Vanderbilt Law Review


Alfred E. Abbey

First Page



Several years ago a national business magazine carried an article styled "You Gotta Have A Golf Course."' The article outlined the efforts of a small town to attract new industry and the awkward realization by the city fathers that they were losing out to the competition because their community lacked such a recreational facility. After this finding, several public spirited citizens raised the necessary funds and constructed a nine-hole course. These efforts were soon rewarded when a large industrial concern located a new manufacturing plant in their city. Industrial development bonds are essentially intended to serve the same purpose as this golf course, and, at least from the point of view of the issuer, this paper could be sub-titled "You Gotta Have the Money." One of the principal problems facing any industrial concern that may be considering the addition of a new facility is financing the cost of this venture. Therefore, when the municipality concerned present'a ready-made and expense-saving solution to this problem, a major obstacle is cleared and the relative bargaining position of the municipality is proportionately increased.
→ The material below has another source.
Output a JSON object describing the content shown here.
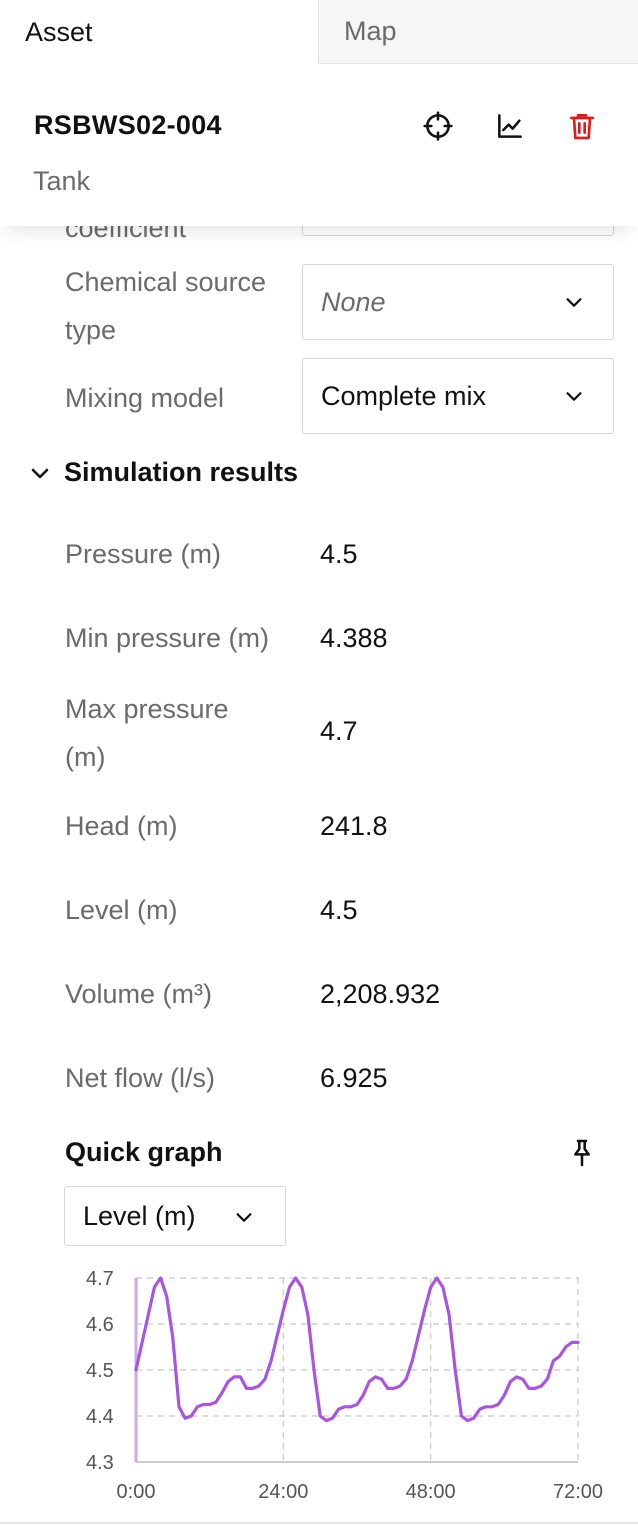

In recent years, and with a marked increase during the past decade, many states have authorized their counties and municipalities to issue "industrial development bonds" for the declared purpose of providing increased and more diversified employment.